By LYNETTE HAALAND, Four Points News
The teams, representing schools across the country, comprised of students, teachers and community mentors will pursue year-long invention projects that address real-world problems.
The mission of the Four Points area team is to invent a continuous flow water device for firefighters. The idea stemmed from the 2011 Labor Day weekend wildfires that affected Steiner Ranch. They will showcase their ideas at Massachusetts Institute of Technology next summer at EurekaFest.
“I am extremely proud of this outstanding group of young men and women, who competed with hundreds of teams from around the nation for this opportunity,” said Jan Masterson, educator sponsor of the local Lemelson-MIT InvenTeam and Four Points Middle School science teacher.
The InvenTeam initiative aims to inspire a new generation of inventors by engaging students in creative thinking, problem-solving and hands-on learning opportunities in STEM.
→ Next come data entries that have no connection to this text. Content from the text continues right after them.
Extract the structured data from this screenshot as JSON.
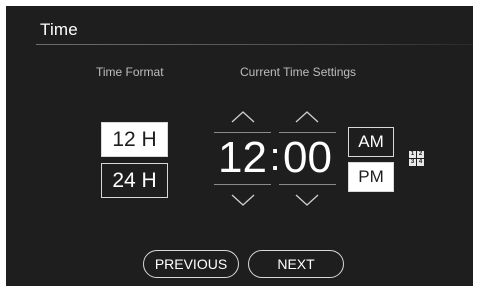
{
  "header": {
    "title": "Time"
  },
  "time_format": {
    "label": "Time Format",
    "options": [
      "12 H",
      "24 H"
    ],
    "selected": "12 H"
  },
  "current_time": {
    "label": "Current Time Settings",
    "hour": "12",
    "separator": ":",
    "minute": "00",
    "meridiem_options": [
      "AM",
      "PM"
    ],
    "meridiem_selected": "PM"
  },
  "keypad": {
    "icon": "numeric-keypad-icon",
    "digits": [
      "1",
      "2",
      "3",
      "4"
    ]
  },
  "footer": {
    "previous_label": "PREVIOUS",
    "next_label": "NEXT"
  },
  "colors": {
    "background": "#1e1e1e",
    "selected_fill": "#ffffff",
    "text": "#ffffff"
  }
}
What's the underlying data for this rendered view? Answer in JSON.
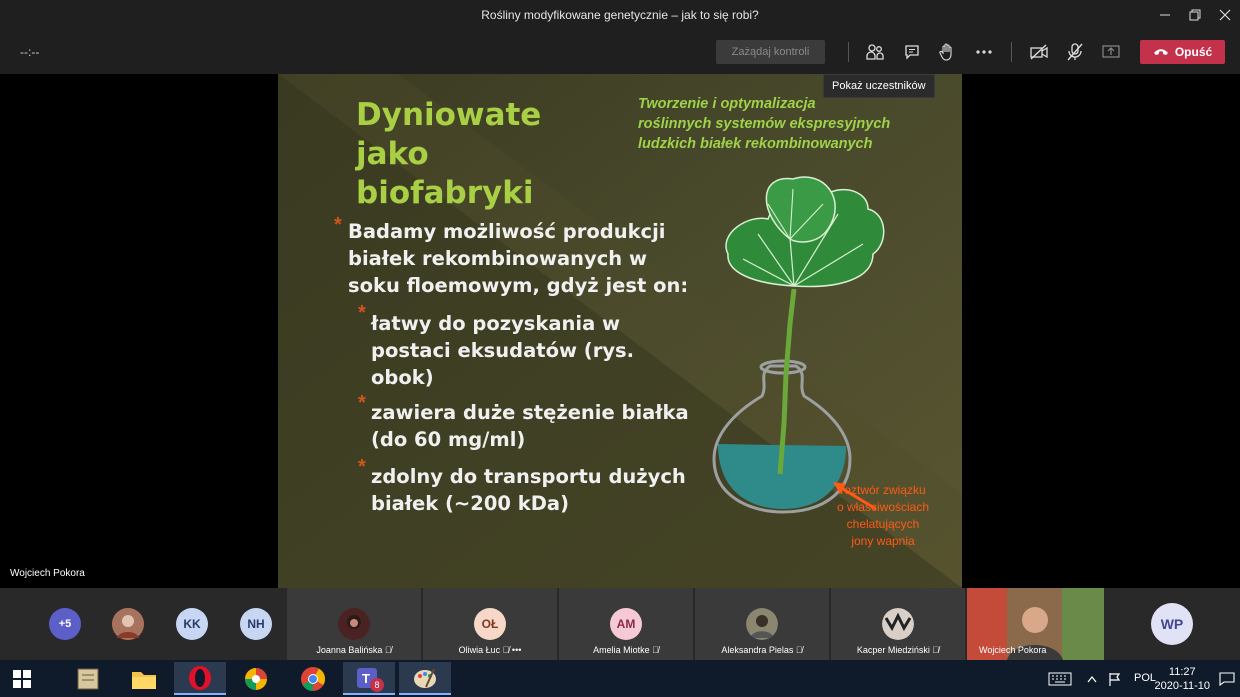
{
  "window": {
    "title": "Rośliny modyfikowane genetycznie – jak to się robi?"
  },
  "controls": {
    "timer": "--:--",
    "request_control": "Zażądaj kontroli",
    "leave": "Opuść",
    "tooltip": "Pokaż uczestników"
  },
  "slide": {
    "title_lines": [
      "Dyniowate",
      "jako",
      "biofabryki"
    ],
    "subtitle_lines": [
      "Tworzenie i optymalizacja",
      "roślinnych systemów ekspresyjnych",
      "ludzkich białek rekombinowanych"
    ],
    "main_bullet": [
      "Badamy możliwość produkcji",
      "białek rekombinowanych w",
      "soku floemowym, gdyż jest on:"
    ],
    "sub_bullets": [
      [
        "łatwy do pozyskania w",
        "postaci eksudatów (rys.",
        "obok)"
      ],
      [
        "zawiera duże stężenie białka",
        "(do 60 mg/ml)"
      ],
      [
        "zdolny do transportu dużych",
        "białek (~200 kDa)"
      ]
    ],
    "annotation": [
      "roztwór związku",
      "o właściwościach",
      "chelatujących",
      "jony wapnia"
    ]
  },
  "presenter_label": "Wojciech Pokora",
  "participants": {
    "overflow": "+5",
    "small_avatars": [
      {
        "initials": "",
        "color": "#b5432f"
      },
      {
        "initials": "KK",
        "color": "#c6d6f3"
      },
      {
        "initials": "NH",
        "color": "#c6d6f3"
      }
    ],
    "tiles": [
      {
        "name": "Joanna Balińska",
        "initials": "",
        "color": "#6a2a2a"
      },
      {
        "name": "Oliwia Łuc",
        "initials": "OŁ",
        "color": "#f6d7c8"
      },
      {
        "name": "Amelia Miotke",
        "initials": "AM",
        "color": "#f6c9d6"
      },
      {
        "name": "Aleksandra Pielas",
        "initials": "",
        "color": "#7a7a6a"
      },
      {
        "name": "Kacper Miedziński",
        "initials": "",
        "color": "#555"
      },
      {
        "name": "Wojciech Pokora",
        "initials": "",
        "color": "#6a4a3a"
      }
    ],
    "self": {
      "initials": "WP"
    }
  },
  "taskbar": {
    "language": "POL",
    "time": "11:27",
    "date": "2020-11-10",
    "teams_badge": "8"
  }
}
“When a group of former students and Kai Lamb of Hill Country Education Foundation approached me to sponsor a group of local area high school students, it was hard to say no,” Masterson said.
“Their motivation for seeking the InvenTeam grant was sparked by the tragedy of the 2011 wildfires that raged through the Steiner Ranch community causing devastating damage and loss to local residents,” she added.
The team spent their summer brainstorming, researching and interviewing area firefighters to gain an empathetic view into problems that affect the safety of the firefighters and cause critical time delays. This endeavor involves all aspects of creating a prototype design, resourcing, testing, and marketing a product.
Masterson trained with Lemelson-MIT on the MIT campus in Boston in June and came back with information to help guide the students in their quest to create a useful and unique product for the firefighting industry.
Kai Lamb, president of Hill Country Education Foundation, said programs like the Lemelson-MIT InvenTeam initiative provide students with an exceptional educational experience, but they don’t happen by themselves.
“They take students that are willing to do the work, they require empowering teachers such as Jan Masterson, and they need community support through organizations like HCEF, to bring it all together. We are fortunate to have these type of students, to have teachers like Mrs. Masterson in LISD and we are fortunate to have a community that supports HCEF so it can sponsor programs like the Lemelson-MIT InvenTeam,” Lamb said.
Nationwide, this year’s 15 teams are tackling barriers to the well-being of those in their own communities.
“They are solving problems that are right in front of them by addressing safety needs, developing aids for others, and inventing green – sustainable and environmental – solutions,” said Joshua Schuler, executive director of the Lemelson-MIT Program.
The 2014–2015 Lemelson-MIT InvenTeams and their proposed inventions are:
- Concord High School (Wilmington, Del.): Metal detection system for hospital textile cleaning
- Davenport West High School (Davenport, Iowa): Heat detection bracelet with communication features for children and pets in warm vehicles
- Gary and Jerri-Ann Jacobs High Tech High (San Diego, Calif.): Animal welfare containment and notification system
- Hill Country Education Foundation (Austin, Texas): Continuous flow water device for fire fighters
- South Brunswick High School (Monmouth Junction, N.J.): Proximity sensor and alert system for automobile doors
- University High School (Irvine, Calif.): Aerial wilderness distress monitor and search system
- Coppell High School (Coppell, Texas): Interactive training device for students with special needs
- Northampton High School (Northampton, Mass.): Self-feathering rowing oar for people with physical disabilities
- Wahlert Catholic High School (Dubuque, Iowa): Anti-rollback device for manual wheelchairs
- Baruch College Campus High School (New York, N.Y.): Detachable rubbish vacuum for New York City subways
- Broken Arrow Senior High School (Broken Arrow, Okla.): Low-cost, sustainable fish food for developing countries
- John D. O’Bryant School of Mathematics & Science (Roxbury, Mass.): Autonomous solar panel cleaning device
- Laguna Beach High School (Laguna Beach, Calif.): Water disinfection system utilizing solar power for developing countries
- SAIL High School (Tallahassee, Fla.): Autonomous weed removal robot for small scale farming
- St. Anne’s-Belfield School (Charlottesville, Va.): Lightweight, low-cost water filtration device for use after a natural disaster
The Lemelson-MIT Program is made possible by Jerome H. Lemelson, one of U.S. history’s most prolific inventors, and his wife Dorothy. Together they founded the Lemelson-MIT Program in 1994 and it is funded by the Lemelson Foundation and administered by the School of Engineering at MIT, an institution with a strong ongoing commitment to creating meaningful opportunities for K-12 STEM education.